Unfortunately, what happened in in the time of chaos after the New Kingdom, the local general/self-declared pharaoh of the southern Nile area made grave-robbing a government project. There have been several stashes of mummies that were apparently taken from the royal tombs, stripped of any jewelry, and then the collections of royal mummies were re-wrapped and replaced in bulk in assorted tomb tunnels in the nearby nobles’ graveyard. DNA evidence has identified, for example, several of Tut’s ancestors and relatives, often confirmed by labelling (royal cartouche symbols) on the wrappings of the mummies themselves. All the grave goods appear to have been taken, and any jewels, gold or silver was likely used to pay for the armies.

You can visit these tombs - usually a half-dozen or so at a time are open to visitors in the Valley of the Kings. the giant granite sarcophagus is likely still in the main chamber of the tombs, and since they were closed up afterwards until modern times, the wall and ceiling paintings are still vivid. But anything of value was taken, and anything else has been taken by archaeologists.

Additional fun acts: Tut, who died about age 18, married his half-sister, and they had 2 children who died early; one was premature at 5-6 months, the other died at about birth. Both were mummified and were found in the tomb with Tut.

There was a US Tut exhibit in the 2000s, which I remember because it was at the Ft Lauderdale Museum Of Art for a bit, which I could have walked to and saw during my lunch break since I was working nearby at the time. But like a complete and utter moron I kept putting it off and missed it. Dammit.

Yeah, by some odd chance I happened to be a Member of the LA County Museum, and got nigh-VIP entry. (Now, being a member is common, but back then, with the museums being free or nearly so, it was not common).
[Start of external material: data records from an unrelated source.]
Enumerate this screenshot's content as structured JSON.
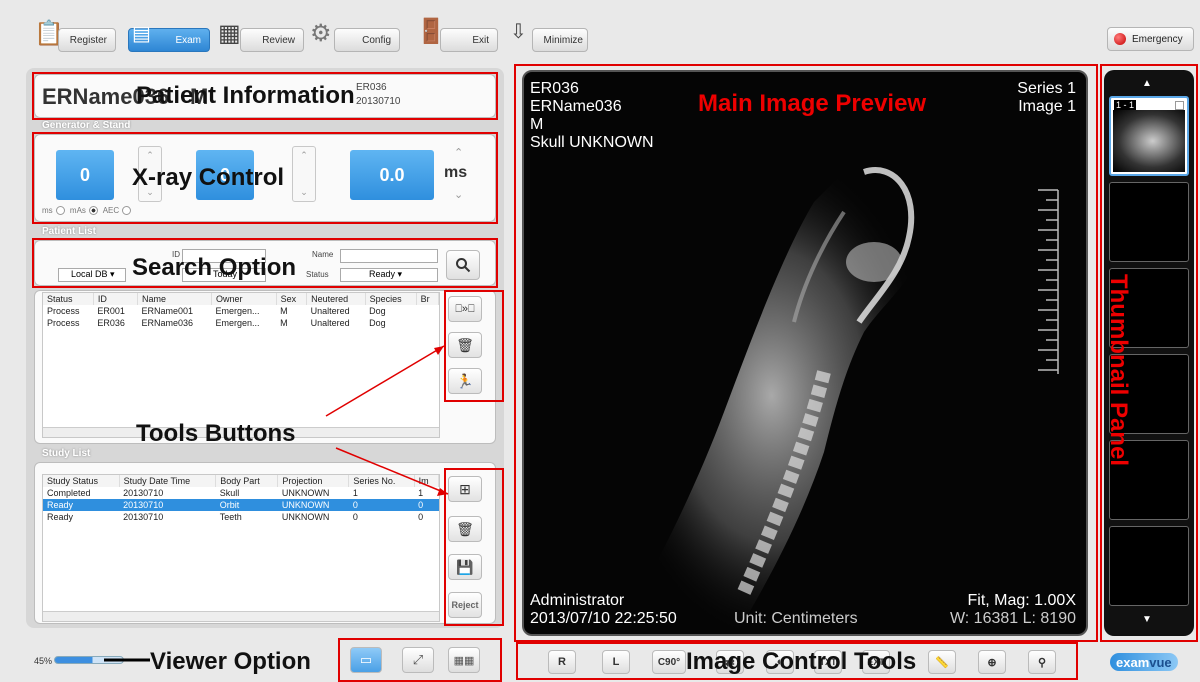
{
  "toolbar": {
    "register": "Register",
    "exam": "Exam",
    "review": "Review",
    "config": "Config",
    "exit": "Exit",
    "minimize": "Minimize",
    "emergency": "Emergency"
  },
  "patient": {
    "name": "ERName036",
    "sex": "M",
    "id": "ER036",
    "date": "20130710"
  },
  "generator": {
    "title": "Generator & Stand",
    "kv": "0",
    "ma": "0",
    "ms": "0.0",
    "ms_unit": "ms",
    "radio_ms": "ms",
    "radio_mas": "mAs",
    "radio_aec": "AEC"
  },
  "patient_list": {
    "title": "Patient List",
    "db": "Local DB",
    "id_label": "ID",
    "name_label": "Name",
    "status_label": "Status",
    "date_value": "Today",
    "status_value": "Ready",
    "columns": [
      "Status",
      "ID",
      "Name",
      "Owner",
      "Sex",
      "Neutered",
      "Species",
      "Br"
    ],
    "rows": [
      [
        "Process",
        "ER001",
        "ERName001",
        "Emergen...",
        "M",
        "Unaltered",
        "Dog",
        ""
      ],
      [
        "Process",
        "ER036",
        "ERName036",
        "Emergen...",
        "M",
        "Unaltered",
        "Dog",
        ""
      ]
    ]
  },
  "study_list": {
    "title": "Study List",
    "columns": [
      "Study Status",
      "Study Date Time",
      "Body Part",
      "Projection",
      "Series No.",
      "Im"
    ],
    "rows": [
      [
        "Completed",
        "20130710",
        "Skull",
        "UNKNOWN",
        "1",
        "1"
      ],
      [
        "Ready",
        "20130710",
        "Orbit",
        "UNKNOWN",
        "0",
        "0"
      ],
      [
        "Ready",
        "20130710",
        "Teeth",
        "UNKNOWN",
        "0",
        "0"
      ]
    ],
    "reject": "Reject"
  },
  "viewer": {
    "id": "ER036",
    "name": "ERName036",
    "sex": "M",
    "study": "Skull UNKNOWN",
    "series": "Series 1",
    "image": "Image 1",
    "user": "Administrator",
    "datetime": "2013/07/10 22:25:50",
    "unit": "Unit: Centimeters",
    "fit": "Fit, Mag: 1.00X",
    "wl": "W: 16381 L: 8190"
  },
  "thumbnail": {
    "label": "1 - 1"
  },
  "bottom": {
    "zoom": "45%",
    "brand_exam": "exam",
    "brand_vue": "vue",
    "btn_r": "R",
    "btn_l": "L",
    "btn_rotate": "C90°",
    "btn_txt": "TXT",
    "btn_ext": "EXT"
  },
  "annotations": {
    "patient_info": "Patient Information",
    "xray_control": "X-ray Control",
    "search_option": "Search Option",
    "tools_buttons": "Tools Buttons",
    "viewer_option": "Viewer Option",
    "main_preview": "Main Image Preview",
    "image_control": "Image Control Tools",
    "thumbnail_panel": "Thumbnail Panel"
  }
}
What royal tombs are missing? There still could be one buried and lost.